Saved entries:
- Opening Delimiter -

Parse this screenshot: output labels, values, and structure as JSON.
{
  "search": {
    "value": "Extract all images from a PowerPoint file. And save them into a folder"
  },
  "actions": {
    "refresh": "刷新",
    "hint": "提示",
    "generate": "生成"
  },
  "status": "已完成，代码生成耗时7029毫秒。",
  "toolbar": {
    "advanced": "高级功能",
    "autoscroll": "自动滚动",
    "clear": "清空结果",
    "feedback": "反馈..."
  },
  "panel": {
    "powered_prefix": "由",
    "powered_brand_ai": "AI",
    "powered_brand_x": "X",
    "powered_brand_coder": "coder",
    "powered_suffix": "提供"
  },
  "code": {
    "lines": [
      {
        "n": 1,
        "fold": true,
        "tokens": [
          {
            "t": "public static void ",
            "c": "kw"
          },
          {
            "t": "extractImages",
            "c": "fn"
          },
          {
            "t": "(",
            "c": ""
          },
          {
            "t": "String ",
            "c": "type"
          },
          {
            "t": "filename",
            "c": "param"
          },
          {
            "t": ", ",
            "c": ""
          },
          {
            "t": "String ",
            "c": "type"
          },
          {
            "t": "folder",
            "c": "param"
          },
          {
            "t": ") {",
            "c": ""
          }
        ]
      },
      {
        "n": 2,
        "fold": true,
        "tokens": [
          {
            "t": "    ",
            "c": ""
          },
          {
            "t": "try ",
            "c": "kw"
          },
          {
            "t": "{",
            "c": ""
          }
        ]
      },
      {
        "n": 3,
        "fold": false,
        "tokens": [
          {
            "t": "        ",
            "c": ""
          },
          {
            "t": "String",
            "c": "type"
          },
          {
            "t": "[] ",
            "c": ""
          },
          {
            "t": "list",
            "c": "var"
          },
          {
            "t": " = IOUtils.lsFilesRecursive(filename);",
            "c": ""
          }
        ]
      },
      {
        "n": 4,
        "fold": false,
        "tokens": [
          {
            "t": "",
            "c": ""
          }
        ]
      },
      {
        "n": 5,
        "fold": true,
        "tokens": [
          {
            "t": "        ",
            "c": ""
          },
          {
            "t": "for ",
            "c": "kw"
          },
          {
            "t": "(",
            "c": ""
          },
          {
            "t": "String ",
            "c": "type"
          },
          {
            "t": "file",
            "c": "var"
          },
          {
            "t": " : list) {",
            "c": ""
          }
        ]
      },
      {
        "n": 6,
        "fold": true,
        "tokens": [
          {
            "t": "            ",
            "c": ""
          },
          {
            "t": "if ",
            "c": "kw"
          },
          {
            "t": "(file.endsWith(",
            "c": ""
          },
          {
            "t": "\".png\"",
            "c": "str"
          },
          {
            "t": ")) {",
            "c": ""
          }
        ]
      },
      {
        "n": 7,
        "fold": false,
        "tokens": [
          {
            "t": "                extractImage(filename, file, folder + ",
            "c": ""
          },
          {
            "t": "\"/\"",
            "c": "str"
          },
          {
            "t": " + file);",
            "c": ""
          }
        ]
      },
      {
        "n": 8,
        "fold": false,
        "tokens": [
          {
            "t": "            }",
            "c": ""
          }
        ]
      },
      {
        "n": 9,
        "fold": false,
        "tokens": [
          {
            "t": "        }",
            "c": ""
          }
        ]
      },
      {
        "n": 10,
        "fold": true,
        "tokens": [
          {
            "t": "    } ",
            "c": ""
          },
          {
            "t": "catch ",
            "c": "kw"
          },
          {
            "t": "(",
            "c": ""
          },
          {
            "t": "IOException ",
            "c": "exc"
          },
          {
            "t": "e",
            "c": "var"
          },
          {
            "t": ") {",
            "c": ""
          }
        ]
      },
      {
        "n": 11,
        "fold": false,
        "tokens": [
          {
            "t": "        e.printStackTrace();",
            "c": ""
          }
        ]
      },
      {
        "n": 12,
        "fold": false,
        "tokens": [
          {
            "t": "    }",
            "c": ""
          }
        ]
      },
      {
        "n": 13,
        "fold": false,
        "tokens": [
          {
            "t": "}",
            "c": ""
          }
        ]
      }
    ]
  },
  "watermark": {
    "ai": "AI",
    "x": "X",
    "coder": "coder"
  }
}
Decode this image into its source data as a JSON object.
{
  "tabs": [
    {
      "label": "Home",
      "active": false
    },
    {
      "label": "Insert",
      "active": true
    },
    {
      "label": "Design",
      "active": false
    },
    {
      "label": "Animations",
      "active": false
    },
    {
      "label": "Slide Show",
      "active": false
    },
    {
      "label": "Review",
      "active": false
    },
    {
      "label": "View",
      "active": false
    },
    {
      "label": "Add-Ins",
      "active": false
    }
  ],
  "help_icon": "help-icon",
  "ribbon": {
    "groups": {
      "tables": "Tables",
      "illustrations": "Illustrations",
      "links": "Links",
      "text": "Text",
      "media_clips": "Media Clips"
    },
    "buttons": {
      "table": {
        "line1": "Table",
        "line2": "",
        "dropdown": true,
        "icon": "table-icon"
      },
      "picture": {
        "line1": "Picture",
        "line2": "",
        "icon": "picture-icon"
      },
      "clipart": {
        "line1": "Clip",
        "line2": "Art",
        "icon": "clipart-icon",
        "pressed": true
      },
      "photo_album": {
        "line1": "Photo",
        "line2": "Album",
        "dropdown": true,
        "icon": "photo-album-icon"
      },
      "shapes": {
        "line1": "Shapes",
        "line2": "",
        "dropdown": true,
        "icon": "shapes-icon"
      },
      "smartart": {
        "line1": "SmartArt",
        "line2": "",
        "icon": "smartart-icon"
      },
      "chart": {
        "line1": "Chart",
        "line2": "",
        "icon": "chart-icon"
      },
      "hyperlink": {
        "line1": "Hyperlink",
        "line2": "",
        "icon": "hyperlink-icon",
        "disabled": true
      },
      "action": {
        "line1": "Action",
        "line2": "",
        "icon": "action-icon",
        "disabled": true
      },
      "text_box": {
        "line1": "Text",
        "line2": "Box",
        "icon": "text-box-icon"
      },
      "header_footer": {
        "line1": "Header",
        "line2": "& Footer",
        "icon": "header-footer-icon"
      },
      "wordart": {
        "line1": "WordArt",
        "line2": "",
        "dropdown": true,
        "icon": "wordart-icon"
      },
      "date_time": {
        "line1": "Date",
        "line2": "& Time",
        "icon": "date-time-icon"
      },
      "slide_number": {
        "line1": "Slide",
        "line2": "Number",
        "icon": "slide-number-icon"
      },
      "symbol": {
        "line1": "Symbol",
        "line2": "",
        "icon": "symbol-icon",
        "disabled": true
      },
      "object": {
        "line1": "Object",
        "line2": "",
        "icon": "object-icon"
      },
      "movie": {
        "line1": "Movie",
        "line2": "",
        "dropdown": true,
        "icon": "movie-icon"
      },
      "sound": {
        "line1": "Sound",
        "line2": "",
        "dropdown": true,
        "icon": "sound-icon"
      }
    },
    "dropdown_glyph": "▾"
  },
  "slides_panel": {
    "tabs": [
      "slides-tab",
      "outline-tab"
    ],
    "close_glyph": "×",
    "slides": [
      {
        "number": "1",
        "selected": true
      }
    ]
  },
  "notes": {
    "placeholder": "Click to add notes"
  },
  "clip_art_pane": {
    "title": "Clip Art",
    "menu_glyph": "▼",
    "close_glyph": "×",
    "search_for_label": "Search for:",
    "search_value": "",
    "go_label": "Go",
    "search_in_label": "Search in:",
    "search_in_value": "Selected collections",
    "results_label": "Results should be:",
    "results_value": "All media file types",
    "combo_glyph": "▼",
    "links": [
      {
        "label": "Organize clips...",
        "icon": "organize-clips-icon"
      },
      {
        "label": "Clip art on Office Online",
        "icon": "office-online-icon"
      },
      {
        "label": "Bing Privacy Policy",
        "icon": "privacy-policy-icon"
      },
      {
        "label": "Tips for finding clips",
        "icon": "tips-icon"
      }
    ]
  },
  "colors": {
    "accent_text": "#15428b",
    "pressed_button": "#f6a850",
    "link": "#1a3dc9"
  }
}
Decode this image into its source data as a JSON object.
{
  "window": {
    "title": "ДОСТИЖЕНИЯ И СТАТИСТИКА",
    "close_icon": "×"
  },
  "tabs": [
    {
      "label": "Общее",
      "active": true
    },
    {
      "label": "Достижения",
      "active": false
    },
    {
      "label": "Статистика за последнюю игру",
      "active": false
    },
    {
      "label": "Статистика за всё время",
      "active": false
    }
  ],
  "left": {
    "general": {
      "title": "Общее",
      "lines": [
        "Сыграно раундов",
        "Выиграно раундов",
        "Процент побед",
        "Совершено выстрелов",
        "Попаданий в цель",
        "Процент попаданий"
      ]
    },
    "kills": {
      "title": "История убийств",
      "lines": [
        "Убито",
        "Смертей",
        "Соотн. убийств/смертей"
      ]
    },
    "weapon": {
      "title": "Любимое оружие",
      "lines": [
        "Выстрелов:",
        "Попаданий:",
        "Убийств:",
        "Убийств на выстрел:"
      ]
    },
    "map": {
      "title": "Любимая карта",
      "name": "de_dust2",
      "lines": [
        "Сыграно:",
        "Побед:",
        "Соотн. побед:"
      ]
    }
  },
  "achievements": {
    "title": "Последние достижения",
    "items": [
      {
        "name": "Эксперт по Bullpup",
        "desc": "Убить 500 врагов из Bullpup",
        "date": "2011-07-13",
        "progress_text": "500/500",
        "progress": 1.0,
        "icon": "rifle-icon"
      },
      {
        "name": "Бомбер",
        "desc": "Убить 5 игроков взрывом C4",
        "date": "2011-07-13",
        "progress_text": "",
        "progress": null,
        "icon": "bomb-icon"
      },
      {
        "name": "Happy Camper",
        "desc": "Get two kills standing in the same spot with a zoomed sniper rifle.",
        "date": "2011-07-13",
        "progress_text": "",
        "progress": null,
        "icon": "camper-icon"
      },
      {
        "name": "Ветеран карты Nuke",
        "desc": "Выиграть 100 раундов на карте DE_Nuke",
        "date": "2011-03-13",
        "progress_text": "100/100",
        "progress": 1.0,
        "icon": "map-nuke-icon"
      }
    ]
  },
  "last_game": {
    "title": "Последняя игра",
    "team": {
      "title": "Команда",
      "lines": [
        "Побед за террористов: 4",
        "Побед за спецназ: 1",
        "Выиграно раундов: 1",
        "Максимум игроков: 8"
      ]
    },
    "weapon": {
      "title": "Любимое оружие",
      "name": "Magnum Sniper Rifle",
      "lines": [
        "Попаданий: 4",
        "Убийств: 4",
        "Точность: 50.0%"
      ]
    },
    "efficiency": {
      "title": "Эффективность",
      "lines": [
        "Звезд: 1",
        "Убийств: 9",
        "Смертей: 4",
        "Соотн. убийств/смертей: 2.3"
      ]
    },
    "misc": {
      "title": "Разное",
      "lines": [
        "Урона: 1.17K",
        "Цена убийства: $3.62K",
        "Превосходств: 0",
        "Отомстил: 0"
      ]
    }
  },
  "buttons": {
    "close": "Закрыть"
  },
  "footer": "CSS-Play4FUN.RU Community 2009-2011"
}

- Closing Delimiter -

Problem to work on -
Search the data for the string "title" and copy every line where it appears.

Output for this task -
    "title": "Clip Art",
    "title": "ДОСТИЖЕНИЯ И СТАТИСТИКА",
      "title": "Общее",
      "title": "История убийств",
      "title": "Любимое оружие",
      "title": "Любимая карта",
    "title": "Последние достижения",
    "title": "Последняя игра",
      "title": "Команда",
      "title": "Любимое оружие",
      "title": "Эффективность",
      "title": "Разное",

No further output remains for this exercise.